This began in 1964 when Bob Moog produced his “Moog Synthesizer.” Lacking a keyboard, the Moog Synthesizer was not truly an electronic keyboard. Then, in 1970, Moog debuted his “Minimoog,” a non-modular synthesizer using a built in keyboard, and also this instrument further standardized the appearance of electronic musical keyboards.

Most early analog synthesizers, like the Minimoog as well as the Roland SH-100, were monophonic, able to producing just one tone at a time. A couple of, including the EML 101, ARP Odyssey, as well as the Moog Sonic Six, could produce two different tones at the same time when two keys were pressed. True polyphony (the creation of multiple simultaneous tones which allow for that dofrdp of chords) was just obtainable, at first, using electronic organ designs. There were several electronic keyboards produced which combined organ circuits with synthesizer processing. These included Moog’s Polymoog, Opus 3, as well as the ARP Omni.

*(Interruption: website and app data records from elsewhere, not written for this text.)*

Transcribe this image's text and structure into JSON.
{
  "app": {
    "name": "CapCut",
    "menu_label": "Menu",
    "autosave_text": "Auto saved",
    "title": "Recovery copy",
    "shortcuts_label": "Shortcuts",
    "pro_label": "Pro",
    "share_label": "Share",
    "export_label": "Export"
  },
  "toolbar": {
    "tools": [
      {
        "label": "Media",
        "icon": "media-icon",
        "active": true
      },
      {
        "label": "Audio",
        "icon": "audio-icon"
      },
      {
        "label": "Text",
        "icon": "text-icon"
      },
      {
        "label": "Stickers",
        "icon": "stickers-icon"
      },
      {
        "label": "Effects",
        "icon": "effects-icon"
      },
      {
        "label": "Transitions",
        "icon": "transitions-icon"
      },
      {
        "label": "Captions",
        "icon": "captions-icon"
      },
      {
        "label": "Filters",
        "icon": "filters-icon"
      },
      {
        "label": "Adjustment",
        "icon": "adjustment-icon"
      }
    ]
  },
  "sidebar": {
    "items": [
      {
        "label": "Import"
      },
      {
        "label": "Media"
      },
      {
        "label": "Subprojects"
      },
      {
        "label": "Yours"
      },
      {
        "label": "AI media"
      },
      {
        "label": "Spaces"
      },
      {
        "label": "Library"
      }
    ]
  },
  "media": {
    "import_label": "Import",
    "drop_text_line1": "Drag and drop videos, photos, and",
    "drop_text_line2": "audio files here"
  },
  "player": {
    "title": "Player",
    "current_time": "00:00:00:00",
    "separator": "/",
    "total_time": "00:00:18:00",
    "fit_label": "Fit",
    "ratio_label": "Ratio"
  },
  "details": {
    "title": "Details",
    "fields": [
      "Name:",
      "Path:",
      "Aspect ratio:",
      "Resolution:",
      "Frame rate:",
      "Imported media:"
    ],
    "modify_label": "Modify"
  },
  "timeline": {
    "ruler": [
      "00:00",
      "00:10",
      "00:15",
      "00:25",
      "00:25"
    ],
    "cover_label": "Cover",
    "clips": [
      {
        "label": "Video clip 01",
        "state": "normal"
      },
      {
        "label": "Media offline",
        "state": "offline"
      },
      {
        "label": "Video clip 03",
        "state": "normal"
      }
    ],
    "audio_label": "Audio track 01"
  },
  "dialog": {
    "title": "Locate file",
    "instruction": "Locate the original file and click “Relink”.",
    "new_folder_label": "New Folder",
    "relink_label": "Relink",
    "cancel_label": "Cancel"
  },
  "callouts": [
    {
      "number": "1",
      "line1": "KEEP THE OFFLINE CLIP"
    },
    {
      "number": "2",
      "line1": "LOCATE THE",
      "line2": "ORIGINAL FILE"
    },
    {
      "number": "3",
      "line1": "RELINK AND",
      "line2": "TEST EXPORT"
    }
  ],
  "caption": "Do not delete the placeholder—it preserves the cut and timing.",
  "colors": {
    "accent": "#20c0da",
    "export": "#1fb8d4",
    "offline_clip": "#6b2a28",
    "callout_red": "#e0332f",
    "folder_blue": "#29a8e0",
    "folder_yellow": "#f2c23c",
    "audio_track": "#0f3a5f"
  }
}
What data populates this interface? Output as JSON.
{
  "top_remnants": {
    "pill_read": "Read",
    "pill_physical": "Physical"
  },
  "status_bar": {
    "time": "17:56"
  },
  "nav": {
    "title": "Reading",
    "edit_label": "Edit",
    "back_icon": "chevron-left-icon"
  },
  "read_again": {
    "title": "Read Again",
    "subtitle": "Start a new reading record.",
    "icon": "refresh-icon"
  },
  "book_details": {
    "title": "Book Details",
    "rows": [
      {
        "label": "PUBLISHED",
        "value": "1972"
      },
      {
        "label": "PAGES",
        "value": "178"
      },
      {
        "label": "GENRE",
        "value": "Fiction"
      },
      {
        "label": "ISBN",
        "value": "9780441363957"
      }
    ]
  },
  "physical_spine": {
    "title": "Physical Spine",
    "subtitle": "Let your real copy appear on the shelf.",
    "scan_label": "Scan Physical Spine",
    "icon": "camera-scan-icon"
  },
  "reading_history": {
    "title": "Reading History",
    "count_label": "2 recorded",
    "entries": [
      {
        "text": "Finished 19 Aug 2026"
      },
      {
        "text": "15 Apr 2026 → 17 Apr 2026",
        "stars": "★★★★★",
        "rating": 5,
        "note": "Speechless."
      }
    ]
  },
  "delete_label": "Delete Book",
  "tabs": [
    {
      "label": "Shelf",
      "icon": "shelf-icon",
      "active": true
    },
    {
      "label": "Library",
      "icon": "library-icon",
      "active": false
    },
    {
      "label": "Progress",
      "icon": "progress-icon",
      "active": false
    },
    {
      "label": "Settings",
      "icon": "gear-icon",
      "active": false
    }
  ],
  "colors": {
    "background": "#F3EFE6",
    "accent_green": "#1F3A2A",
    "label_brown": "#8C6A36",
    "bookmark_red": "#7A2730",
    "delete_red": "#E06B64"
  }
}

By 1976, additional design advancements had allowed the appearance of polyphonic synthesizers including the Oberheim Four-Voice, as well as the Yamaha series CS-50, CS-60, and CS-80. The first truly practical polyphonic synth, introduced in 1977, was the Sequential Circuits Prophet-5. This instrument was the first one to make use of a microprocessor being a controller, and in addition allowed all knob settings to become saved in computer memory and recalled by just pushing a control button. The Prophet-5’s design soon became the new standard inside the electronic keyboards industry.

The adoption of Musical Instrumental Digital Interface (MIDI) as the standard for digital code transmission (allowing electronic keyboards to become connected into computers and other devices for input and programming), and also the ongoing portable digital piano have produced tremendous advancements in most elements of electronic keyboard design, construction, function, audio quality, and expense. Today’s manufactures, such as Casio, Yamaha, Korg, Rolland, and Kurzweil, are producing a great deal of well-built, lightweight, versatile, great sounding, and affordable electronic keyboard musical instruments and can continue to accomplish this well to the near future..